# Given data
──────────

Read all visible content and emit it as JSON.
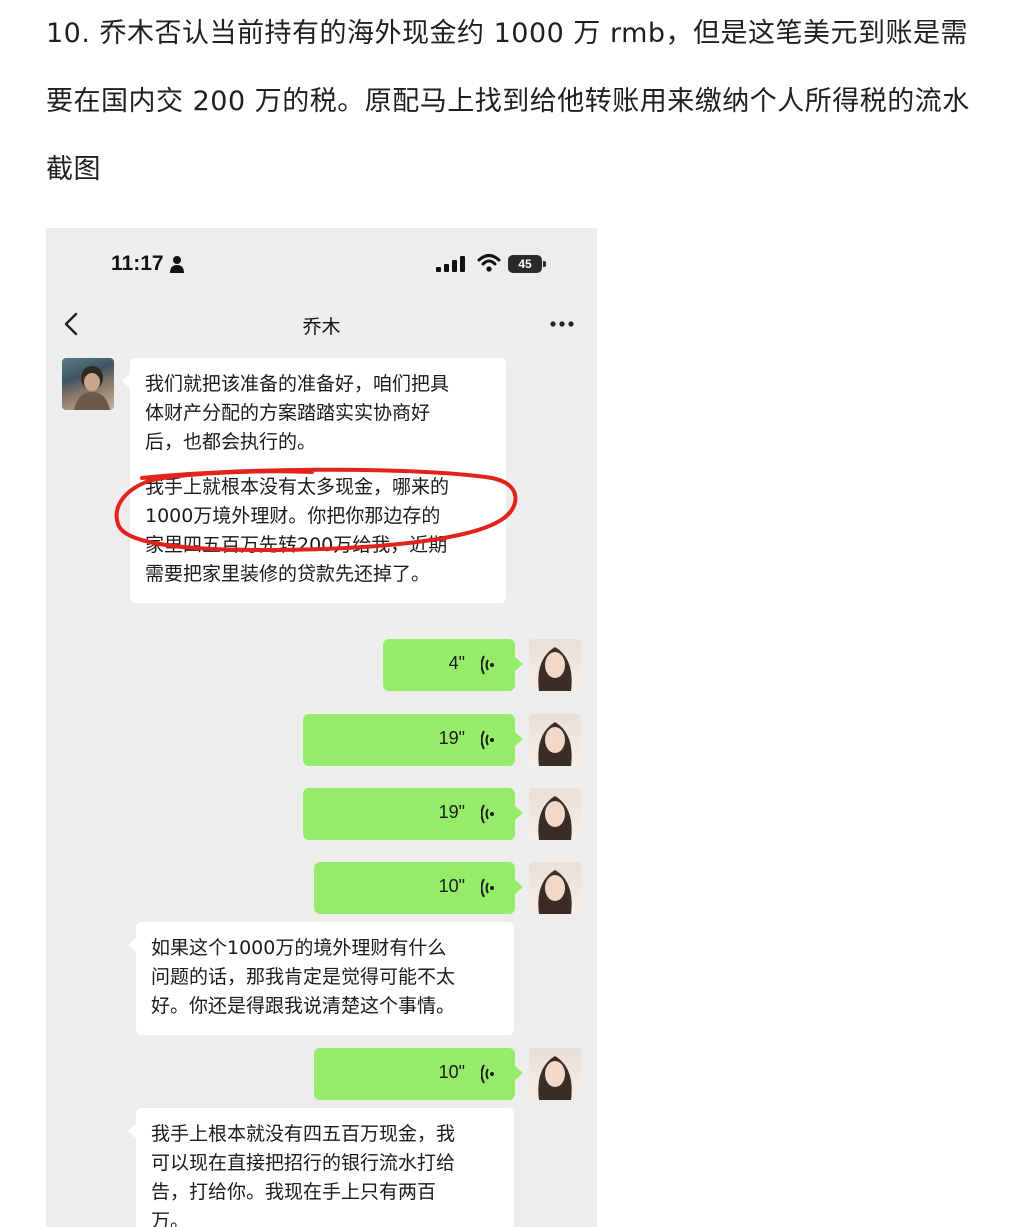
{
  "caption": {
    "line1": "10. 乔木否认当前持有的海外现金约 1000 万 rmb，但是这笔美元到账是需",
    "line2": "要在国内交 200 万的税。原配马上找到给他转账用来缴纳个人所得税的流水",
    "line3": "截图"
  },
  "status_bar": {
    "time": "11:17",
    "battery": "45"
  },
  "chat": {
    "title": "乔木",
    "messages": [
      {
        "type": "text",
        "paragraphs": [
          [
            "我们就把该准备的准备好，咱们把具",
            "体财产分配的方案踏踏实实协商好",
            "后，也都会执行的。"
          ],
          [
            "我手上就根本没有太多现金，哪来的",
            "1000万境外理财。你把你那边存的",
            "家里四五百万先转200万给我，近期",
            "需要把家里装修的贷款先还掉了。"
          ]
        ]
      },
      {
        "type": "voice",
        "duration": "4\""
      },
      {
        "type": "voice",
        "duration": "19\""
      },
      {
        "type": "voice",
        "duration": "19\""
      },
      {
        "type": "voice",
        "duration": "10\""
      },
      {
        "type": "text",
        "paragraphs": [
          [
            "如果这个1000万的境外理财有什么",
            "问题的话，那我肯定是觉得可能不太",
            "好。你还是得跟我说清楚这个事情。"
          ]
        ]
      },
      {
        "type": "voice",
        "duration": "10\""
      },
      {
        "type": "text",
        "paragraphs": [
          [
            "我手上根本就没有四五百万现金，我",
            "可以现在直接把招行的银行流水打给",
            "告，打给你。我现在手上只有两百",
            "万。"
          ]
        ]
      }
    ]
  },
  "colors": {
    "chat_background": "#ededed",
    "sent_bubble": "#95ec69",
    "received_bubble": "#ffffff",
    "annotation_ring": "#e3231b"
  }
}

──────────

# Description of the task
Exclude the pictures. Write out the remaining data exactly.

# Result for this exercise
Read all visible content and emit it as JSON.
{
  "caption": {
    "line1": "10. 乔木否认当前持有的海外现金约 1000 万 rmb，但是这笔美元到账是需",
    "line2": "要在国内交 200 万的税。原配马上找到给他转账用来缴纳个人所得税的流水",
    "line3": "截图"
  },
  "status_bar": {
    "time": "11:17",
    "battery": "45"
  },
  "chat": {
    "title": "乔木",
    "messages": [
      {
        "type": "text",
        "paragraphs": [
          [
            "我们就把该准备的准备好，咱们把具",
            "体财产分配的方案踏踏实实协商好",
            "后，也都会执行的。"
          ],
          [
            "我手上就根本没有太多现金，哪来的",
            "1000万境外理财。你把你那边存的",
            "家里四五百万先转200万给我，近期",
            "需要把家里装修的贷款先还掉了。"
          ]
        ]
      },
      {
        "type": "voice",
        "duration": "4\""
      },
      {
        "type": "voice",
        "duration": "19\""
      },
      {
        "type": "voice",
        "duration": "19\""
      },
      {
        "type": "voice",
        "duration": "10\""
      },
      {
        "type": "text",
        "paragraphs": [
          [
            "如果这个1000万的境外理财有什么",
            "问题的话，那我肯定是觉得可能不太",
            "好。你还是得跟我说清楚这个事情。"
          ]
        ]
      },
      {
        "type": "voice",
        "duration": "10\""
      },
      {
        "type": "text",
        "paragraphs": [
          [
            "我手上根本就没有四五百万现金，我",
            "可以现在直接把招行的银行流水打给",
            "告，打给你。我现在手上只有两百",
            "万。"
          ]
        ]
      }
    ]
  },
  "colors": {
    "chat_background": "#ededed",
    "sent_bubble": "#95ec69",
    "received_bubble": "#ffffff",
    "annotation_ring": "#e3231b"
  }
}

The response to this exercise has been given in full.